Entries from a dataset of interfaces
· · · · ·
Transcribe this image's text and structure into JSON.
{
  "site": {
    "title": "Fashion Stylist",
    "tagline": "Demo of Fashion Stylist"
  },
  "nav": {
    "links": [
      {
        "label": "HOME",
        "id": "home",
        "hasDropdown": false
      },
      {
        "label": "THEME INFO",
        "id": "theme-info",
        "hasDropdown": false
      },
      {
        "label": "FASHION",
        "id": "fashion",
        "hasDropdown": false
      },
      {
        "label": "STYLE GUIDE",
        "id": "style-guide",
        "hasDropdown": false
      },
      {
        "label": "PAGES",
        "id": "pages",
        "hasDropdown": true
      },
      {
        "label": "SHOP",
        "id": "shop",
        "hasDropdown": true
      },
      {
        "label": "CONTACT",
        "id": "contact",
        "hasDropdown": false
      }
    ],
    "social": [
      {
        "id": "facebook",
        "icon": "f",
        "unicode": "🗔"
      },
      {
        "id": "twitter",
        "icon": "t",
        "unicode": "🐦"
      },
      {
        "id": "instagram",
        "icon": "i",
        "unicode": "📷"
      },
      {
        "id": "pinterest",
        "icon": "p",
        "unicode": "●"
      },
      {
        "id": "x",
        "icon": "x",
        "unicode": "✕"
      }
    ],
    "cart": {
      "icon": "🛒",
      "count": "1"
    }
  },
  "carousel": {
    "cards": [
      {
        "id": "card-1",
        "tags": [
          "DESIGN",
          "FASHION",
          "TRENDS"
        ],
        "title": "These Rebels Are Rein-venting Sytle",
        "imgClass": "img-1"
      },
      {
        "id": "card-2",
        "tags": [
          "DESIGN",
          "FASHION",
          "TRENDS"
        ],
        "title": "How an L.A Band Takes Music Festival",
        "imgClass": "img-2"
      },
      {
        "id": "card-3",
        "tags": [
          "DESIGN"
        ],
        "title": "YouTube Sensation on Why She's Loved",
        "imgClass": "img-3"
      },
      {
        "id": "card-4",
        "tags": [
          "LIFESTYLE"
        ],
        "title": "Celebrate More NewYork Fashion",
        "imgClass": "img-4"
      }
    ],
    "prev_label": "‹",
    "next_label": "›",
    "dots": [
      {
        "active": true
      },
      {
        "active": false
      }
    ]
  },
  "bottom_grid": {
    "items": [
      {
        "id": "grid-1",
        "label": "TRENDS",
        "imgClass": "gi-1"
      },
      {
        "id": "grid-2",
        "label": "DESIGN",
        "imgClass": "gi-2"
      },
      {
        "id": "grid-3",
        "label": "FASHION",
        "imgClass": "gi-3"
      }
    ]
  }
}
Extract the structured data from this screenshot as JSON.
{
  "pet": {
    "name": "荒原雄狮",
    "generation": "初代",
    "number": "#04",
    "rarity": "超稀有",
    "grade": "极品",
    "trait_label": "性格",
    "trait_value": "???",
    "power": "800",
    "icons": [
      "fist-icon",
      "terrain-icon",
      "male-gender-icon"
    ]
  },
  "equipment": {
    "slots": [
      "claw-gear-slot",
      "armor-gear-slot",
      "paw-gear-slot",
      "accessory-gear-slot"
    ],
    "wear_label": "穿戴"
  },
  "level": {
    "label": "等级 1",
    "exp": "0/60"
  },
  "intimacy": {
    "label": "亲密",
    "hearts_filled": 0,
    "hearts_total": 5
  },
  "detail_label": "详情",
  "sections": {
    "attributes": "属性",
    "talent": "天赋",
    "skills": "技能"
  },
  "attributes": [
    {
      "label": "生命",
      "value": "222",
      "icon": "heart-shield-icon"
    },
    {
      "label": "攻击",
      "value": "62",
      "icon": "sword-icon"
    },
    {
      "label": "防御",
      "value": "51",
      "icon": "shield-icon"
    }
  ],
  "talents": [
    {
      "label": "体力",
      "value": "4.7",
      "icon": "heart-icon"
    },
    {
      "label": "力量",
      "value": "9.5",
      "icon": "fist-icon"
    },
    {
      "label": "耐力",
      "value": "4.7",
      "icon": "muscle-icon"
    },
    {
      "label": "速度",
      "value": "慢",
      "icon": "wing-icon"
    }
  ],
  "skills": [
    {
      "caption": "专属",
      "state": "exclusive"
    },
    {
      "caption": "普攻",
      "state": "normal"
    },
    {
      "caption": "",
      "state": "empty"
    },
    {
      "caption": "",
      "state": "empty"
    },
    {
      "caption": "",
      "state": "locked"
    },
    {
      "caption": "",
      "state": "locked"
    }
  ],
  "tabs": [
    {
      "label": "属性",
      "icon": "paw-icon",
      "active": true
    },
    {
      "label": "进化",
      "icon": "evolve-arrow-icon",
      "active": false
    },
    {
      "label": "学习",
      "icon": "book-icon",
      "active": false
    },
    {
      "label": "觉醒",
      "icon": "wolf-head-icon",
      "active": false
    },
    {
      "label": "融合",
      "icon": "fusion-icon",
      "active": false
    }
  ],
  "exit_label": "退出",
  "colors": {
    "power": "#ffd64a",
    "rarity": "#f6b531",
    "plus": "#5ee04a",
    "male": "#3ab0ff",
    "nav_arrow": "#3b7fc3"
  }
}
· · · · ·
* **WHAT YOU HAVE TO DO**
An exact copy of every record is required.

* **EXERCISE RESULT**
Transcribe this image's text and structure into JSON.
{
  "site": {
    "title": "Fashion Stylist",
    "tagline": "Demo of Fashion Stylist"
  },
  "nav": {
    "links": [
      {
        "label": "HOME",
        "id": "home",
        "hasDropdown": false
      },
      {
        "label": "THEME INFO",
        "id": "theme-info",
        "hasDropdown": false
      },
      {
        "label": "FASHION",
        "id": "fashion",
        "hasDropdown": false
      },
      {
        "label": "STYLE GUIDE",
        "id": "style-guide",
        "hasDropdown": false
      },
      {
        "label": "PAGES",
        "id": "pages",
        "hasDropdown": true
      },
      {
        "label": "SHOP",
        "id": "shop",
        "hasDropdown": true
      },
      {
        "label": "CONTACT",
        "id": "contact",
        "hasDropdown": false
      }
    ],
    "social": [
      {
        "id": "facebook",
        "icon": "f",
        "unicode": "🗔"
      },
      {
        "id": "twitter",
        "icon": "t",
        "unicode": "🐦"
      },
      {
        "id": "instagram",
        "icon": "i",
        "unicode": "📷"
      },
      {
        "id": "pinterest",
        "icon": "p",
        "unicode": "●"
      },
      {
        "id": "x",
        "icon": "x",
        "unicode": "✕"
      }
    ],
    "cart": {
      "icon": "🛒",
      "count": "1"
    }
  },
  "carousel": {
    "cards": [
      {
        "id": "card-1",
        "tags": [
          "DESIGN",
          "FASHION",
          "TRENDS"
        ],
        "title": "These Rebels Are Rein-venting Sytle",
        "imgClass": "img-1"
      },
      {
        "id": "card-2",
        "tags": [
          "DESIGN",
          "FASHION",
          "TRENDS"
        ],
        "title": "How an L.A Band Takes Music Festival",
        "imgClass": "img-2"
      },
      {
        "id": "card-3",
        "tags": [
          "DESIGN"
        ],
        "title": "YouTube Sensation on Why She's Loved",
        "imgClass": "img-3"
      },
      {
        "id": "card-4",
        "tags": [
          "LIFESTYLE"
        ],
        "title": "Celebrate More NewYork Fashion",
        "imgClass": "img-4"
      }
    ],
    "prev_label": "‹",
    "next_label": "›",
    "dots": [
      {
        "active": true
      },
      {
        "active": false
      }
    ]
  },
  "bottom_grid": {
    "items": [
      {
        "id": "grid-1",
        "label": "TRENDS",
        "imgClass": "gi-1"
      },
      {
        "id": "grid-2",
        "label": "DESIGN",
        "imgClass": "gi-2"
      },
      {
        "id": "grid-3",
        "label": "FASHION",
        "imgClass": "gi-3"
      }
    ]
  }
}
Extract the structured data from this screenshot as JSON.
{
  "pet": {
    "name": "荒原雄狮",
    "generation": "初代",
    "number": "#04",
    "rarity": "超稀有",
    "grade": "极品",
    "trait_label": "性格",
    "trait_value": "???",
    "power": "800",
    "icons": [
      "fist-icon",
      "terrain-icon",
      "male-gender-icon"
    ]
  },
  "equipment": {
    "slots": [
      "claw-gear-slot",
      "armor-gear-slot",
      "paw-gear-slot",
      "accessory-gear-slot"
    ],
    "wear_label": "穿戴"
  },
  "level": {
    "label": "等级 1",
    "exp": "0/60"
  },
  "intimacy": {
    "label": "亲密",
    "hearts_filled": 0,
    "hearts_total": 5
  },
  "detail_label": "详情",
  "sections": {
    "attributes": "属性",
    "talent": "天赋",
    "skills": "技能"
  },
  "attributes": [
    {
      "label": "生命",
      "value": "222",
      "icon": "heart-shield-icon"
    },
    {
      "label": "攻击",
      "value": "62",
      "icon": "sword-icon"
    },
    {
      "label": "防御",
      "value": "51",
      "icon": "shield-icon"
    }
  ],
  "talents": [
    {
      "label": "体力",
      "value": "4.7",
      "icon": "heart-icon"
    },
    {
      "label": "力量",
      "value": "9.5",
      "icon": "fist-icon"
    },
    {
      "label": "耐力",
      "value": "4.7",
      "icon": "muscle-icon"
    },
    {
      "label": "速度",
      "value": "慢",
      "icon": "wing-icon"
    }
  ],
  "skills": [
    {
      "caption": "专属",
      "state": "exclusive"
    },
    {
      "caption": "普攻",
      "state": "normal"
    },
    {
      "caption": "",
      "state": "empty"
    },
    {
      "caption": "",
      "state": "empty"
    },
    {
      "caption": "",
      "state": "locked"
    },
    {
      "caption": "",
      "state": "locked"
    }
  ],
  "tabs": [
    {
      "label": "属性",
      "icon": "paw-icon",
      "active": true
    },
    {
      "label": "进化",
      "icon": "evolve-arrow-icon",
      "active": false
    },
    {
      "label": "学习",
      "icon": "book-icon",
      "active": false
    },
    {
      "label": "觉醒",
      "icon": "wolf-head-icon",
      "active": false
    },
    {
      "label": "融合",
      "icon": "fusion-icon",
      "active": false
    }
  ],
  "exit_label": "退出",
  "colors": {
    "power": "#ffd64a",
    "rarity": "#f6b531",
    "plus": "#5ee04a",
    "male": "#3ab0ff",
    "nav_arrow": "#3b7fc3"
  }
}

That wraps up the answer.